Exercise directions >> Take every line from the data that has the word "Shipmate" in it.

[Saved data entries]
Content starts

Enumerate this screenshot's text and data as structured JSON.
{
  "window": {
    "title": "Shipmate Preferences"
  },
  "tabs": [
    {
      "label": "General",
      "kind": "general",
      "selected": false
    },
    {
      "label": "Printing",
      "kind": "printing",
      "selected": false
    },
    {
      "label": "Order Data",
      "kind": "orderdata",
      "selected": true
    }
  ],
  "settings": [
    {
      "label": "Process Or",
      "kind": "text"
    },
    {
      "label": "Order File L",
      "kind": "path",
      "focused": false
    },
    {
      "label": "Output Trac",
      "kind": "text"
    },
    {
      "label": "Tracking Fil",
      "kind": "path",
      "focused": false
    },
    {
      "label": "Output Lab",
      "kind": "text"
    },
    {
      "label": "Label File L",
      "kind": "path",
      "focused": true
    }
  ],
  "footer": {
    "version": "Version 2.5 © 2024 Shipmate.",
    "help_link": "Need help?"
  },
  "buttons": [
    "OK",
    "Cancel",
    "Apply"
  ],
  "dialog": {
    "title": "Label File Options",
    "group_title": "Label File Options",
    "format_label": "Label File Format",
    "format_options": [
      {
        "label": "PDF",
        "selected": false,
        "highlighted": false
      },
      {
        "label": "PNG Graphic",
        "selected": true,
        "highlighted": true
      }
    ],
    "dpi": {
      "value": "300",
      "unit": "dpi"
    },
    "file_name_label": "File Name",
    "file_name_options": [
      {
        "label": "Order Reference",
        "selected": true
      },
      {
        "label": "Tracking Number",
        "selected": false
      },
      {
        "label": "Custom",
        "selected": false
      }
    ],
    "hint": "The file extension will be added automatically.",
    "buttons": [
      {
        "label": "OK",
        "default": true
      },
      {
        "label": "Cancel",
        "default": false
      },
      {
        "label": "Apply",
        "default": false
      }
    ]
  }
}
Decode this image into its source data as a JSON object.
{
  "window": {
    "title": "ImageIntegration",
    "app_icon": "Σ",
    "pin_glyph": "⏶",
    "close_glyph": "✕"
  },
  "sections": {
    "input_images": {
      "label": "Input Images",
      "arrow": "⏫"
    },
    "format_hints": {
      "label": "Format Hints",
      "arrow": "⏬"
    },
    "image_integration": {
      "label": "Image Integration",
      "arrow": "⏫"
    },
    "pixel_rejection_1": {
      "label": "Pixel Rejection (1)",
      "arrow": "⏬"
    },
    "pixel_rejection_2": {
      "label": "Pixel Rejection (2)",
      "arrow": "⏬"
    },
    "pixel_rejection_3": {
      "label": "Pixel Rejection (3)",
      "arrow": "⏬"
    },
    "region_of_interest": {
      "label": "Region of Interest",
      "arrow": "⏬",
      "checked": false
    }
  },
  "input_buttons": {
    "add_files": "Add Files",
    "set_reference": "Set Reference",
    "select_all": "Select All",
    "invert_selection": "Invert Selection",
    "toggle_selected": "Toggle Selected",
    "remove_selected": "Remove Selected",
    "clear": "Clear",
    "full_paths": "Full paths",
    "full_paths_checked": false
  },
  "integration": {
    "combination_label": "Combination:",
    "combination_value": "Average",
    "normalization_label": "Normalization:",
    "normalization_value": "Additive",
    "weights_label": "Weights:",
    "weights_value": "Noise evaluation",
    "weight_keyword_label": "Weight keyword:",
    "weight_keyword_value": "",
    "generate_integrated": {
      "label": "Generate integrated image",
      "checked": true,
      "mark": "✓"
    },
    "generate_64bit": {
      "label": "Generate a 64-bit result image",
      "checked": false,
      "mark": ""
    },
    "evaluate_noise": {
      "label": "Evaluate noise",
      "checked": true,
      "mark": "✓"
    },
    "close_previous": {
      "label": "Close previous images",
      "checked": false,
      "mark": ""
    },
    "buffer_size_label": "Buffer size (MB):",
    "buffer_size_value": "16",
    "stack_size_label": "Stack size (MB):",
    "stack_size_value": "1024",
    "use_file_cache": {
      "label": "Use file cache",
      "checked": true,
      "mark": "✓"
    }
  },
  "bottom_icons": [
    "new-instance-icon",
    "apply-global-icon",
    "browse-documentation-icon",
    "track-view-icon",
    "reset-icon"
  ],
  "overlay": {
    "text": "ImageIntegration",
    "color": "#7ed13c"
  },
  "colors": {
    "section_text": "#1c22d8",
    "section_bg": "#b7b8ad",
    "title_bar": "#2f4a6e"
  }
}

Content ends

Answer below >>
    "title": "Shipmate Preferences"
    "version": "Version 2.5 © 2024 Shipmate.",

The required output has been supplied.